The term ''explosive'' in the title of this show refers both to the large size of the prints and to the increasing dominance of a certain attitude toward photographic representation in contemporary art. That attitude -- of cultural critique masquerading as deadpan voyeurism -- is exemplified here by the German husband-and-wife team Bernd and Hilla Becher. Their cool, monochromatic portraits of mundane buildings, from water towers to slate-covered houses, straddle the line between documentation and commentary.
Three of their former students take the Bechers' aesthetic to the next level. Thomas Struth, Andreas Gursky and Thomas Ruff treat architecture as a monumental ordering of space, where humans are minimized or eliminated. Yet their subjects -- houses, machines, museums, railroad stations -- were designed by people for people. Looking at these images, one feels simultaneously empathetic and alienated. Only on a huge scale could the prints involve the viewer so directly.
The show is balanced in favor of three American photographers who have invoked advertising and film as a way of connecting with, and paradoxically distancing, the viewer. The most deliberately enigmatic is John Baldessari, whose hand-colored photomontages recall their much more intimate precursors in pre-World War II Russia and Germany. With a cast of stock characters, often masked by colored circles over their faces, Mr. Baldessari's tableaus have the disconcerting quality of Surrealist film stills blown up to nightmare proportions.
Cindy Sherman is well known for her pseudo-film stills, in which she plays stereotypical roles from imaginary but plausible scenarios. Several of these early images are on view, together with later large-scale color prints, also of herself, in various guises. Her work has come to look like a series of waxwork simulations, but deliberately so, as if to tease the imagination into a game of inventing both the character and the context.
Like Ms. Sherman, Gregory Crewdson creates elaborate cinematic situations with quirky implicit narratives. His venues are suburban side streets, where nothing extraordinary is supposed to happen. But the scenes are full of anomalies, as if they had been visited by alien forces. They may not have the visceral impact of a great sci-fi thriller, but they offer a stop-action equivalent.
Both the subject matter and the scale here are more familiar and conventional, although digital technology has allowed Tom Steele to render a panoramic view of Montauk's Hither Hills in the velvety textures and lush colors of a large pastel painting. The rhythms of breaking surf and windswept dune grass are warmly accented by the afternoon light. Mr. Steele's other prints are small sepia-toned studies of weathered buildings and boats, the sort of subjects for which the word picturesque was coined.

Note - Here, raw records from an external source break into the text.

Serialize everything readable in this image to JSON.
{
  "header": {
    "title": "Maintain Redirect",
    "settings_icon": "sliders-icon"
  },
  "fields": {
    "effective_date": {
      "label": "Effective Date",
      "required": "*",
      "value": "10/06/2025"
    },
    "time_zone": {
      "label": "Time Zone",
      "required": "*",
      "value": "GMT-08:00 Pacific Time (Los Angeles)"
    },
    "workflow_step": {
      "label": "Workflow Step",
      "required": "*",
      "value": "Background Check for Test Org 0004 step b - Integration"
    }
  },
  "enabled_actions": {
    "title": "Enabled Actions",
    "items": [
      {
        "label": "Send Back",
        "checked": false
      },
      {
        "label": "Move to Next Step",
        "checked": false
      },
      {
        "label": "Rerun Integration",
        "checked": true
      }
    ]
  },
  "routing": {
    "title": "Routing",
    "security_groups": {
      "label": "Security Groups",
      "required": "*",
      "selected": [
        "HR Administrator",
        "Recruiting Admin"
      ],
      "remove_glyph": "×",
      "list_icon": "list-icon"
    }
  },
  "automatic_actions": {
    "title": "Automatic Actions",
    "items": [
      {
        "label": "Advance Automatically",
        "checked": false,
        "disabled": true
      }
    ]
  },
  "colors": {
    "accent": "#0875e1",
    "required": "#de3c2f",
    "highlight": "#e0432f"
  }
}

Barbara Roux takes a more ambivalent view of the landscape, which for her contains evidence of human disrespect as well as natural decay. Her efforts to mitigate these effects include capturing a beautiful but fleeting reflection, and enhancing a damaged tree with a touch of color or a line of poetry. Her photographs document incidents that she either encounters or creates.
Richard Nowicki works in the tradition of the great 19th-century landscapists, who used large formats and long exposures to record minute details of impressive vistas. His intense observations of coastal scenery are marvels of technical prowess and pictorial complexity.
Conversely, Barbara Perrino's ''Vanishing Landscape'' images seem to dissolve before the lens. Open spaces and isolated landmarks are bathed in diffused light, as if fading into the mists of memory.
There is also a transience about Kathy Kennedy's landscapes, but of a less romantic type. Her color prints catch the motion of flowers, grasses and foliage animated slightly by the breeze, just enough to remind that, while the photograph is static, nature is dynamic.
Three of the four winners of last year's juried shows are photographers, although one, David Herman, is a painter and violinmaker as well.
Perhaps it was his craftsman's curiosity that led to Mr. Herman's interest in the images on airport baggage scanners. Even before today's heightened security measures, he began a series of photographs of his family's possessions under X-ray scrutiny. Normally seen only in passing, here they are held up for prolonged contemplation. The images are eerily fascinating, revealing not only the hidden and sometimes beautiful structures beneath the surfaces of everyday objects, but also the invasive nature of such monitoring.
Gerald Shak is also concerned with momentary phenomena, but he emphasizes their temporal character by allowing them to unfold before the camera. It is interesting to compare his images of people looking at art in galleries and museums to the pictures of Mr. Struth at the Nassau County Museum. Mr. Struth emphasizes static spectators dwarfed by mammoth architecture. Mr. Shak prefers more intimate spaces, and instead of a fixed reference point, he favors the constantly shifting perspective of the viewer vis-à-vis the work of art.
Lucy Brown Karwoski takes a formalist approach in black-and-white images. Light and shadow play major roles in her still lifes, like ''Book Light,'' with its glowing reflections, and ''Fishy,'' with its shiny dried fish tucked into the folds of cabbage leaves.